A fundamental benefit of the Mutu program is that you aren’t required to wear an approximating diastasis splint (side note: it’s die-ASS-sta-sis, not die-ah-STAY-sis as I once thought). Anyway, this is a good thing because you have to wear the splint 24/7 with the Tupler (pronounced Tuh-pler, not Too-pler) technique except for when you shower.

In exchange for not being corseted by the splint, we must try to decrease your intra-abdominal pressure. Or, we need to stop pooching our bellies out and scrunching up our lower spine because it’s stretching out our abdominus recti. Tucking the rear under and sucking in to try to pretend you don’t have a pooch will likewise do you no favors.

In order to decrease the intra-abdominal pressure you must:

  1. Get rid of all of your heels, even the slightest heel. Ladies, this means I had to get rid of my beloved Frye boots that I wore almost every day during pregnancy. Any lift at all will pitch your whole body forward and you’ll have to tuck-and-suck to be upright (heels also flare your butt up, creating a sexier/more baboon-like look). I bought two pairs of Tieks and one pair of Uggs (pictured) and I literally wear no other shoes. More closet space!
  2. Walk totally upright with your weight in your heels. I feel this most when walking up inclines with a stroller (hello, life in San Francisco!).
  3. Stop jackknifing when getting up.  This is the toughest for me because I always used to rely on the abs to bring me up. I kind of saw it as an extra strengthening exercise. No longer.
  4. Squat when doing all lifting. This one was not bad when the baby was 10-15 pounds but now I find it really difficult not to compromise other muscles when lugging around the man baby.

There are other things but the basic premise is body awareness and creating an environment that is conducive to healing the connective tissue. I say that with a little hesitation because most doctors say that healing the connective tissue between the muscle bellies is impossible and you have to get surgery, so I consider this all one big experiment.

*Note: I am in no way affiliated with Mutu and have not signed up for their referral program because I am not far enough into the program to endorse it. My only motivation for writing these posts is to find some solidarity and help me stay committed to the program!



A coming out of the bedroom post

Every day I impulsively turn sideways and look in the bedroom mirror at the big bulge around my midsection. I remember how taut and gigantic it was back in March, right before my son made his big entrance into this place. By comparison, it’s small now, but I was hoping I wouldn’t look pregnant at all.

I expected that as soon as I was healed up I’d be back to the gym doing inversions, wheel pose, Body Pump, spinning, and all the other things I genuinely missed. Weeks and then months went by and my midsection didn’t pop back the way I was expecting.

My doctor confirmed my three plus finger diastasis recti and told me to just wait until my last kid and she could do a C-section and stitch me back together (no, thanks!). She said if I didn’t opt for surgery I was just going to look pregnant forever. My upper back started to tingle, my lower back spasm.

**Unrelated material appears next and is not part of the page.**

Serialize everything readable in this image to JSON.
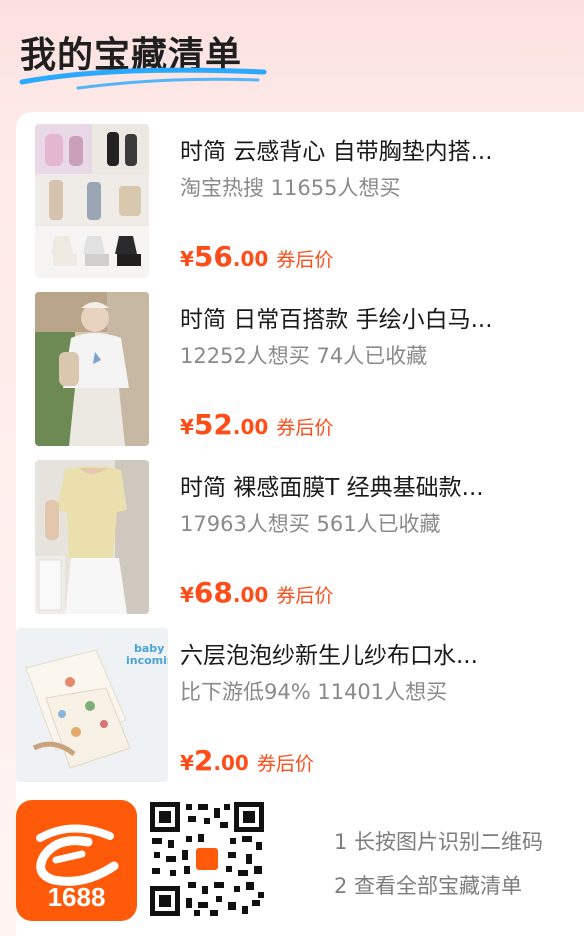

I signed up for the Mutu course, but had trouble sticking with it. I don’t have Facebook so I can’t be part of their community of moms. I started to spiral, feeling that I’d lost a part of myself, trapped between wanting to be fit and not wanting to hurt myself further.

So that’s where this post leaves me. I hope that someone else out there with a diastasis recti reads this and finds some camaraderie with me in this journey. I am going to start the Mutu course by Wendy Powell again from scratch and post my updates here. I don’t plan on doing Tupler, but I may change my mind depending on if I see results with Mutu.